Sometimes the translation to ASCII can be difficult, with the result looking rather poor. Other times the ASCII version is fine. Generally speaking, complex tables do not translate very well, but straight text with no fancy formatting works best.
After you have saved the materials in ASCII, you should look over the result using some kind of text editor. The Windows Notepad program can read and write ASCII files. You might use this to possibly clean things up the way you might edit an outgoing email message.
Once you are satisfied with the appearance, you need to include the materials in your outgoing email. Depending on what browser you are using to read this, it might be possible to include the text file as an attachment when you click on our mailto URL: Syllabits@nsns.com.
If that does not work for you, use your regular PC or MAC based email program, and include your materials as an attachment.
If you use a host based email system, such as Pine or Elm or Profs, you need to transfer your materials from your desktop system to the host. Often times this is accomplished with a program called FTP, although your local situation may be different. Once the syllabus is on the host, include it in the outgoing message. If you use the Pico editor, this is done with control-r. If you use Elm, you can invoke Elm with the -i command to include a file. Your local situation might be different, but the basic idea of including your materials in an ongoing email letter will be the same regardless of local conditions.

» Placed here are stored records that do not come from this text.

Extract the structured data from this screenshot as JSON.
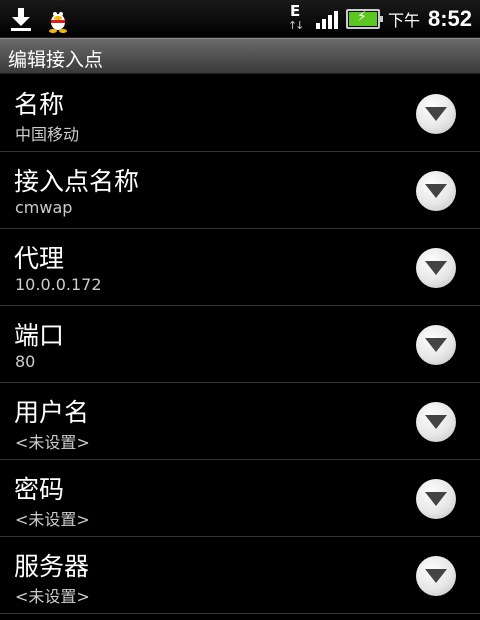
{
  "status_bar": {
    "left_icons": [
      "download-icon",
      "qq-icon"
    ],
    "network_type": "E",
    "ampm": "下午",
    "time": "8:52"
  },
  "title": "编辑接入点",
  "items": [
    {
      "label": "名称",
      "value": "中国移动"
    },
    {
      "label": "接入点名称",
      "value": "cmwap"
    },
    {
      "label": "代理",
      "value": "10.0.0.172"
    },
    {
      "label": "端口",
      "value": "80"
    },
    {
      "label": "用户名",
      "value": "<未设置>"
    },
    {
      "label": "密码",
      "value": "<未设置>"
    },
    {
      "label": "服务器",
      "value": "<未设置>"
    }
  ],
  "colors": {
    "battery": "#5cc620",
    "title_bar": "#4a4a4a"
  }
}
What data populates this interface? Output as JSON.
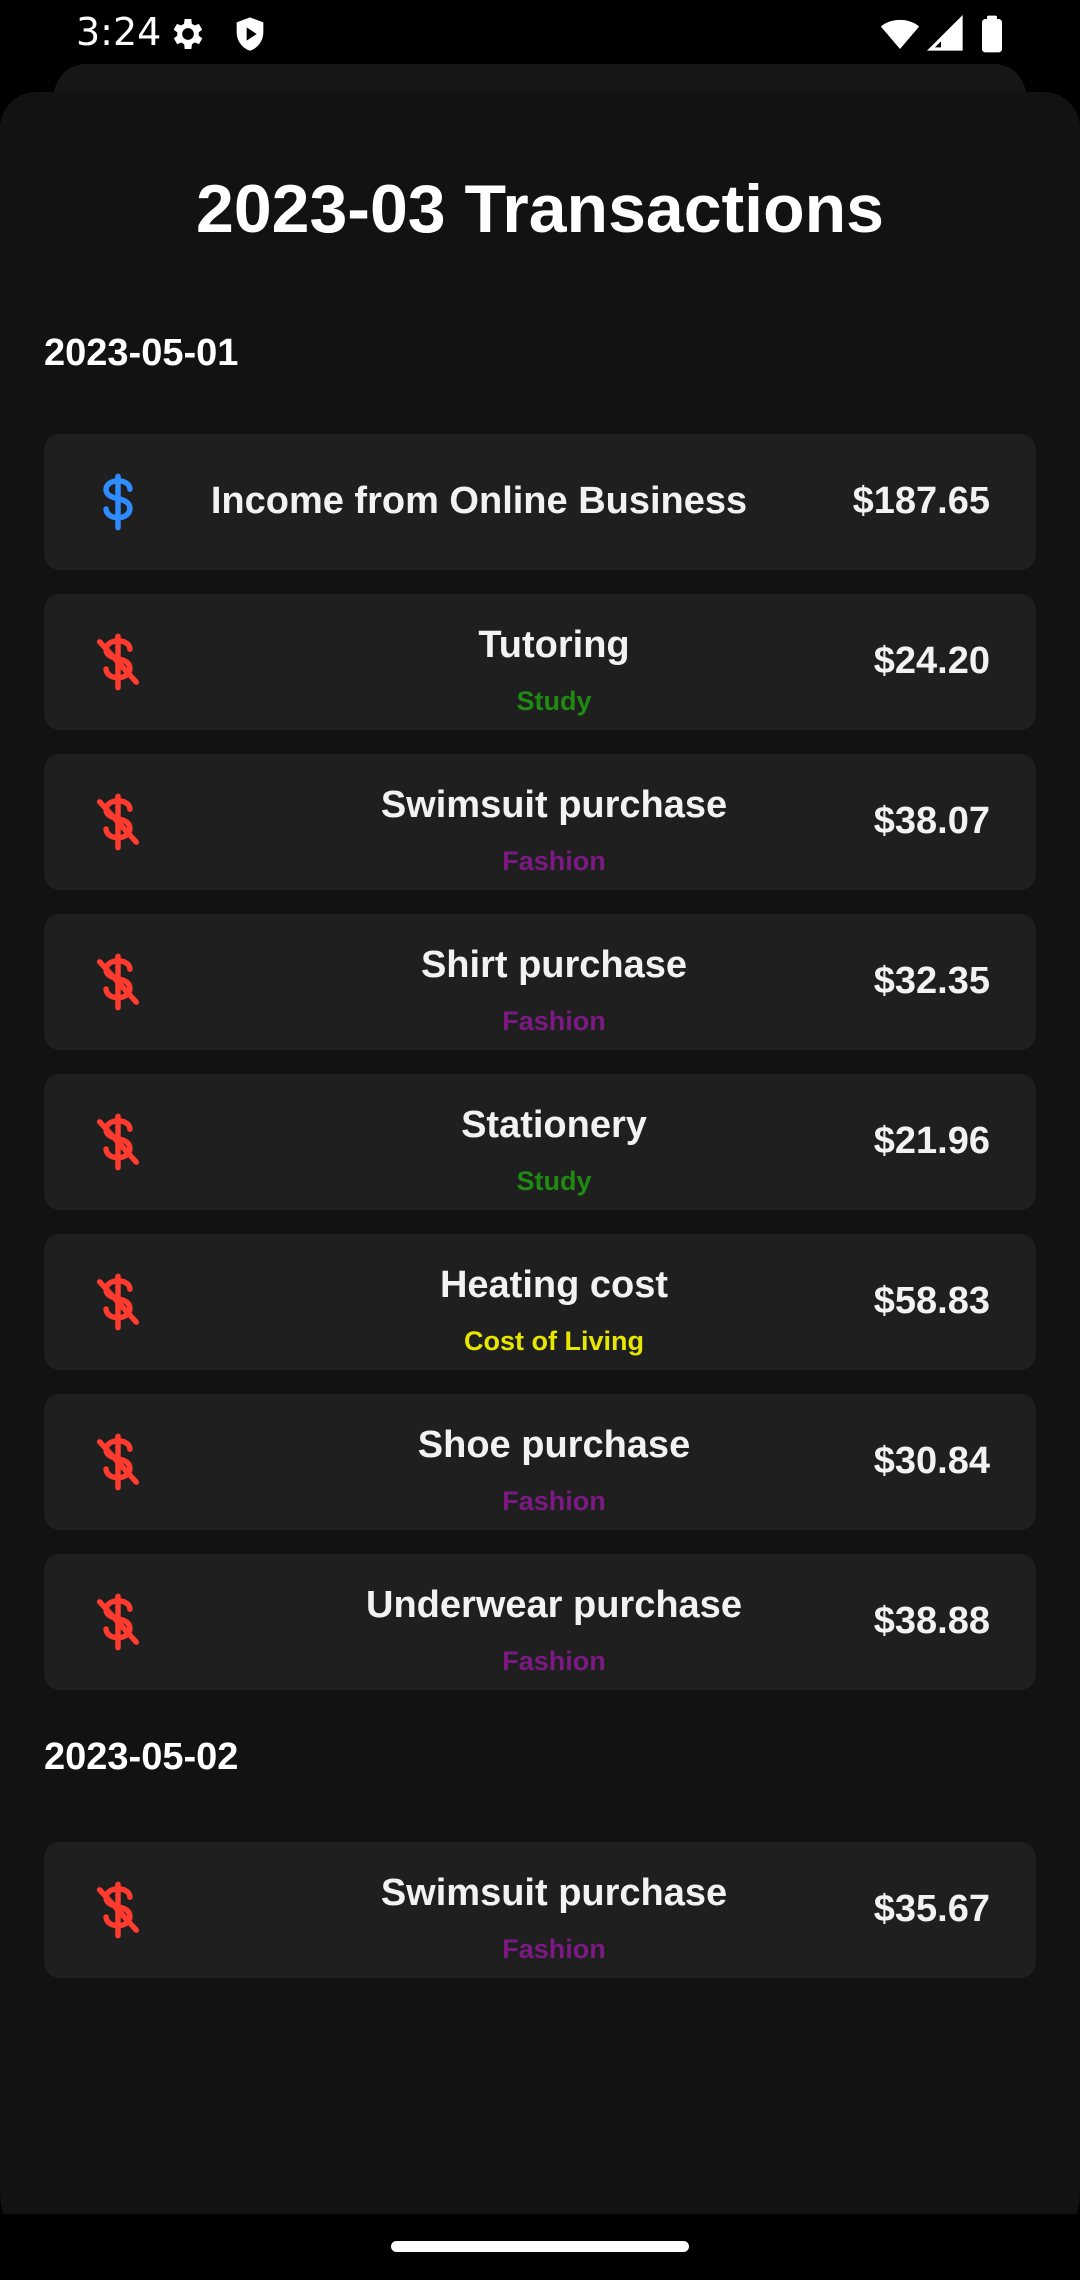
{
  "status_bar": {
    "time": "3:24",
    "icons": [
      "gear-icon",
      "shield-play-icon",
      "wifi-icon",
      "cellular-signal-icon",
      "battery-icon"
    ]
  },
  "title": "2023-03 Transactions",
  "colors": {
    "income": "#2f8cff",
    "expense": "#ff3b30",
    "Study": "#1e8a12",
    "Fashion": "#7a1a82",
    "Cost of Living": "#e6e600"
  },
  "groups": [
    {
      "date": "2023-05-01",
      "items": [
        {
          "name": "Income from Online Business",
          "category": "",
          "amount": "$187.65",
          "type": "income",
          "icon": "dollar-icon"
        },
        {
          "name": "Tutoring",
          "category": "Study",
          "amount": "$24.20",
          "type": "expense",
          "icon": "dollar-off-icon"
        },
        {
          "name": "Swimsuit purchase",
          "category": "Fashion",
          "amount": "$38.07",
          "type": "expense",
          "icon": "dollar-off-icon"
        },
        {
          "name": "Shirt purchase",
          "category": "Fashion",
          "amount": "$32.35",
          "type": "expense",
          "icon": "dollar-off-icon"
        },
        {
          "name": "Stationery",
          "category": "Study",
          "amount": "$21.96",
          "type": "expense",
          "icon": "dollar-off-icon"
        },
        {
          "name": "Heating cost",
          "category": "Cost of Living",
          "amount": "$58.83",
          "type": "expense",
          "icon": "dollar-off-icon"
        },
        {
          "name": "Shoe purchase",
          "category": "Fashion",
          "amount": "$30.84",
          "type": "expense",
          "icon": "dollar-off-icon"
        },
        {
          "name": "Underwear purchase",
          "category": "Fashion",
          "amount": "$38.88",
          "type": "expense",
          "icon": "dollar-off-icon"
        }
      ]
    },
    {
      "date": "2023-05-02",
      "items": [
        {
          "name": "Swimsuit purchase",
          "category": "Fashion",
          "amount": "$35.67",
          "type": "expense",
          "icon": "dollar-off-icon"
        }
      ]
    }
  ]
}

I suspect there will be two possibilities. Either all of this will be immediately obvious, or it will be impossibly difficult. The odds are that there will be no in-between. You can feel free to follow up with a technical question if you get stuck by sending email to email@example.com.